Entries from a dataset of interfaces:
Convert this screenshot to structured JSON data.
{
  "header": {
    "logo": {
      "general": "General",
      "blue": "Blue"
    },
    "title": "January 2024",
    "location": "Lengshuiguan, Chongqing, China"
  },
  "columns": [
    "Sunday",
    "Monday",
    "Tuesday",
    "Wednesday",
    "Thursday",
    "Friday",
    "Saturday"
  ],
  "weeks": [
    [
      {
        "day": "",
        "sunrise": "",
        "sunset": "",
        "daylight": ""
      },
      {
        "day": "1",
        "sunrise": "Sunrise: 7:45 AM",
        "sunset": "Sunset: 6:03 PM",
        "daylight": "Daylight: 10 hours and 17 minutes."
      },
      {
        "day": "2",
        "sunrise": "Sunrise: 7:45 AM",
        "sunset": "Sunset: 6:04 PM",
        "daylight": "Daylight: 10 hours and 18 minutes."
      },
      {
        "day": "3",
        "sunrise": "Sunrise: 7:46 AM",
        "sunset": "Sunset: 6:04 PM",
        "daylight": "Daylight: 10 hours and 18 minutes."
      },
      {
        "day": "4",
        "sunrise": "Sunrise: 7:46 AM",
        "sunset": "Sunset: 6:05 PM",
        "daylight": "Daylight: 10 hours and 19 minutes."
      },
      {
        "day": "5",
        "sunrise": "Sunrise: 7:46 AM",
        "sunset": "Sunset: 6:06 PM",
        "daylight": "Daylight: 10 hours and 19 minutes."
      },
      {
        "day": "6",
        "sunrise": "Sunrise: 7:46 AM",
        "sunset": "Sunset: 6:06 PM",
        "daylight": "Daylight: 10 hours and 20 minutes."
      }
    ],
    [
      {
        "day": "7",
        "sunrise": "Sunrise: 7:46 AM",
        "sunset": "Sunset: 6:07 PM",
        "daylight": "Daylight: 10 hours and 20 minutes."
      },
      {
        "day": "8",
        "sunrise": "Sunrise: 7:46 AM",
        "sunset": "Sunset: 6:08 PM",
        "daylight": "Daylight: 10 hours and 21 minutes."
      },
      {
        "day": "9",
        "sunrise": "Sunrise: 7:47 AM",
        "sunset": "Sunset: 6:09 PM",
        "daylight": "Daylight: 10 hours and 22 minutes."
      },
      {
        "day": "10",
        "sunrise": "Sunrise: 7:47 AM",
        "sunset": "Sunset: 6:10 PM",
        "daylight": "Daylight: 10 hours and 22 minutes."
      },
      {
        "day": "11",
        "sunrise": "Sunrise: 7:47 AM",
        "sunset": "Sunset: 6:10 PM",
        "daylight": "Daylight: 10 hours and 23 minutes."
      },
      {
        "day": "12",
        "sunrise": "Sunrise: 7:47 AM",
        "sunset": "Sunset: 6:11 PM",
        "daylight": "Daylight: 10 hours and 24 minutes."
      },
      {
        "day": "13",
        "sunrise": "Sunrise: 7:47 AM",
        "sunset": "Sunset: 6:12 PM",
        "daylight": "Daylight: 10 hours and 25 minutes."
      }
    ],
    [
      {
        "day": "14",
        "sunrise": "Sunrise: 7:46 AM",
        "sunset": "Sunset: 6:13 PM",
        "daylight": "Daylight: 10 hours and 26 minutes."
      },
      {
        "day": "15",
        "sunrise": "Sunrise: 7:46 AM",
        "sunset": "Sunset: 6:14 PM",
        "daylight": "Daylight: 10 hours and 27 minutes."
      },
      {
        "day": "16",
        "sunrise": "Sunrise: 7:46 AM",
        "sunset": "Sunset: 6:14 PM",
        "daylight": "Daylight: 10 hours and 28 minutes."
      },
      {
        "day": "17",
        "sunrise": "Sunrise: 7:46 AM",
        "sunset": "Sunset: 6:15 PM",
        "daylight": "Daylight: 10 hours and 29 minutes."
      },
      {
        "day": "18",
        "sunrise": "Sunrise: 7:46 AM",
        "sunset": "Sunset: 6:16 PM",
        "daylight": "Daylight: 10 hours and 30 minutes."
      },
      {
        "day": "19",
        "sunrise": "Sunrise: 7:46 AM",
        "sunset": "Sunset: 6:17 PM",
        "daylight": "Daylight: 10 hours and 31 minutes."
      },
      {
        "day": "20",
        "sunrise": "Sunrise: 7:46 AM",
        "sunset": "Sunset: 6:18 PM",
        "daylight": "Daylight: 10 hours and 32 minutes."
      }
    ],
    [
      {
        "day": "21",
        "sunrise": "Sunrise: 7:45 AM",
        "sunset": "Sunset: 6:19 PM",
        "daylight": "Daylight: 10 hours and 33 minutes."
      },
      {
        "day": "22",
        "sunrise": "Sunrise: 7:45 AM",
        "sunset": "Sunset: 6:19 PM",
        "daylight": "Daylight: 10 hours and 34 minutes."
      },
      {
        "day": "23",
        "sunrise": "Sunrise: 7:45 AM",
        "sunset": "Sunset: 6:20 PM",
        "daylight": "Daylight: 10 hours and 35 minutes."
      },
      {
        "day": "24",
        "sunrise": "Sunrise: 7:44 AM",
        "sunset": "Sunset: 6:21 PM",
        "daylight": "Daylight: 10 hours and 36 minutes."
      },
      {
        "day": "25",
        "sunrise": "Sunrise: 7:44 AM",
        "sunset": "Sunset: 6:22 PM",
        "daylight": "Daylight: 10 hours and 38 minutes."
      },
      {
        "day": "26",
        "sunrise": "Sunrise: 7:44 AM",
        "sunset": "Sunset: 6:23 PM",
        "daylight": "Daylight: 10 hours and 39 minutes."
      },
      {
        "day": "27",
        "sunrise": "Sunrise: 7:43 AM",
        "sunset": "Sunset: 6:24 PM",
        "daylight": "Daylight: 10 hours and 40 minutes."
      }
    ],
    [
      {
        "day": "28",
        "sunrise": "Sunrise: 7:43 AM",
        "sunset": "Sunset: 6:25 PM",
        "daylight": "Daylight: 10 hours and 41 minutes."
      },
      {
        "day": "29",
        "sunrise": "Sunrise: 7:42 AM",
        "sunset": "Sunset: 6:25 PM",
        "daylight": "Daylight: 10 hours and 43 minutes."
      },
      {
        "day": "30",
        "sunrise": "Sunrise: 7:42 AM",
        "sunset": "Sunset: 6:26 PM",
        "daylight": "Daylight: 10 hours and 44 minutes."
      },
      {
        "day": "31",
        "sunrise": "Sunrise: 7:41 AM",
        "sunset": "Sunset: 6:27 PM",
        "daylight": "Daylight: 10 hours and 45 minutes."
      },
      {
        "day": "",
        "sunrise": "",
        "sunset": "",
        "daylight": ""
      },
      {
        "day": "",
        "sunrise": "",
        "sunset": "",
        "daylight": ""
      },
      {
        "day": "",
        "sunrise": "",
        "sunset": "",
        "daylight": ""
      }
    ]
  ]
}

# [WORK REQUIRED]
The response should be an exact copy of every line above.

# [YOUR SOLUTION]
Convert this screenshot to structured JSON data.
{
  "header": {
    "logo": {
      "general": "General",
      "blue": "Blue"
    },
    "title": "January 2024",
    "location": "Lengshuiguan, Chongqing, China"
  },
  "columns": [
    "Sunday",
    "Monday",
    "Tuesday",
    "Wednesday",
    "Thursday",
    "Friday",
    "Saturday"
  ],
  "weeks": [
    [
      {
        "day": "",
        "sunrise": "",
        "sunset": "",
        "daylight": ""
      },
      {
        "day": "1",
        "sunrise": "Sunrise: 7:45 AM",
        "sunset": "Sunset: 6:03 PM",
        "daylight": "Daylight: 10 hours and 17 minutes."
      },
      {
        "day": "2",
        "sunrise": "Sunrise: 7:45 AM",
        "sunset": "Sunset: 6:04 PM",
        "daylight": "Daylight: 10 hours and 18 minutes."
      },
      {
        "day": "3",
        "sunrise": "Sunrise: 7:46 AM",
        "sunset": "Sunset: 6:04 PM",
        "daylight": "Daylight: 10 hours and 18 minutes."
      },
      {
        "day": "4",
        "sunrise": "Sunrise: 7:46 AM",
        "sunset": "Sunset: 6:05 PM",
        "daylight": "Daylight: 10 hours and 19 minutes."
      },
      {
        "day": "5",
        "sunrise": "Sunrise: 7:46 AM",
        "sunset": "Sunset: 6:06 PM",
        "daylight": "Daylight: 10 hours and 19 minutes."
      },
      {
        "day": "6",
        "sunrise": "Sunrise: 7:46 AM",
        "sunset": "Sunset: 6:06 PM",
        "daylight": "Daylight: 10 hours and 20 minutes."
      }
    ],
    [
      {
        "day": "7",
        "sunrise": "Sunrise: 7:46 AM",
        "sunset": "Sunset: 6:07 PM",
        "daylight": "Daylight: 10 hours and 20 minutes."
      },
      {
        "day": "8",
        "sunrise": "Sunrise: 7:46 AM",
        "sunset": "Sunset: 6:08 PM",
        "daylight": "Daylight: 10 hours and 21 minutes."
      },
      {
        "day": "9",
        "sunrise": "Sunrise: 7:47 AM",
        "sunset": "Sunset: 6:09 PM",
        "daylight": "Daylight: 10 hours and 22 minutes."
      },
      {
        "day": "10",
        "sunrise": "Sunrise: 7:47 AM",
        "sunset": "Sunset: 6:10 PM",
        "daylight": "Daylight: 10 hours and 22 minutes."
      },
      {
        "day": "11",
        "sunrise": "Sunrise: 7:47 AM",
        "sunset": "Sunset: 6:10 PM",
        "daylight": "Daylight: 10 hours and 23 minutes."
      },
      {
        "day": "12",
        "sunrise": "Sunrise: 7:47 AM",
        "sunset": "Sunset: 6:11 PM",
        "daylight": "Daylight: 10 hours and 24 minutes."
      },
      {
        "day": "13",
        "sunrise": "Sunrise: 7:47 AM",
        "sunset": "Sunset: 6:12 PM",
        "daylight": "Daylight: 10 hours and 25 minutes."
      }
    ],
    [
      {
        "day": "14",
        "sunrise": "Sunrise: 7:46 AM",
        "sunset": "Sunset: 6:13 PM",
        "daylight": "Daylight: 10 hours and 26 minutes."
      },
      {
        "day": "15",
        "sunrise": "Sunrise: 7:46 AM",
        "sunset": "Sunset: 6:14 PM",
        "daylight": "Daylight: 10 hours and 27 minutes."
      },
      {
        "day": "16",
        "sunrise": "Sunrise: 7:46 AM",
        "sunset": "Sunset: 6:14 PM",
        "daylight": "Daylight: 10 hours and 28 minutes."
      },
      {
        "day": "17",
        "sunrise": "Sunrise: 7:46 AM",
        "sunset": "Sunset: 6:15 PM",
        "daylight": "Daylight: 10 hours and 29 minutes."
      },
      {
        "day": "18",
        "sunrise": "Sunrise: 7:46 AM",
        "sunset": "Sunset: 6:16 PM",
        "daylight": "Daylight: 10 hours and 30 minutes."
      },
      {
        "day": "19",
        "sunrise": "Sunrise: 7:46 AM",
        "sunset": "Sunset: 6:17 PM",
        "daylight": "Daylight: 10 hours and 31 minutes."
      },
      {
        "day": "20",
        "sunrise": "Sunrise: 7:46 AM",
        "sunset": "Sunset: 6:18 PM",
        "daylight": "Daylight: 10 hours and 32 minutes."
      }
    ],
    [
      {
        "day": "21",
        "sunrise": "Sunrise: 7:45 AM",
        "sunset": "Sunset: 6:19 PM",
        "daylight": "Daylight: 10 hours and 33 minutes."
      },
      {
        "day": "22",
        "sunrise": "Sunrise: 7:45 AM",
        "sunset": "Sunset: 6:19 PM",
        "daylight": "Daylight: 10 hours and 34 minutes."
      },
      {
        "day": "23",
        "sunrise": "Sunrise: 7:45 AM",
        "sunset": "Sunset: 6:20 PM",
        "daylight": "Daylight: 10 hours and 35 minutes."
      },
      {
        "day": "24",
        "sunrise": "Sunrise: 7:44 AM",
        "sunset": "Sunset: 6:21 PM",
        "daylight": "Daylight: 10 hours and 36 minutes."
      },
      {
        "day": "25",
        "sunrise": "Sunrise: 7:44 AM",
        "sunset": "Sunset: 6:22 PM",
        "daylight": "Daylight: 10 hours and 38 minutes."
      },
      {
        "day": "26",
        "sunrise": "Sunrise: 7:44 AM",
        "sunset": "Sunset: 6:23 PM",
        "daylight": "Daylight: 10 hours and 39 minutes."
      },
      {
        "day": "27",
        "sunrise": "Sunrise: 7:43 AM",
        "sunset": "Sunset: 6:24 PM",
        "daylight": "Daylight: 10 hours and 40 minutes."
      }
    ],
    [
      {
        "day": "28",
        "sunrise": "Sunrise: 7:43 AM",
        "sunset": "Sunset: 6:25 PM",
        "daylight": "Daylight: 10 hours and 41 minutes."
      },
      {
        "day": "29",
        "sunrise": "Sunrise: 7:42 AM",
        "sunset": "Sunset: 6:25 PM",
        "daylight": "Daylight: 10 hours and 43 minutes."
      },
      {
        "day": "30",
        "sunrise": "Sunrise: 7:42 AM",
        "sunset": "Sunset: 6:26 PM",
        "daylight": "Daylight: 10 hours and 44 minutes."
      },
      {
        "day": "31",
        "sunrise": "Sunrise: 7:41 AM",
        "sunset": "Sunset: 6:27 PM",
        "daylight": "Daylight: 10 hours and 45 minutes."
      },
      {
        "day": "",
        "sunrise": "",
        "sunset": "",
        "daylight": ""
      },
      {
        "day": "",
        "sunrise": "",
        "sunset": "",
        "daylight": ""
      },
      {
        "day": "",
        "sunrise": "",
        "sunset": "",
        "daylight": ""
      }
    ]
  ]
}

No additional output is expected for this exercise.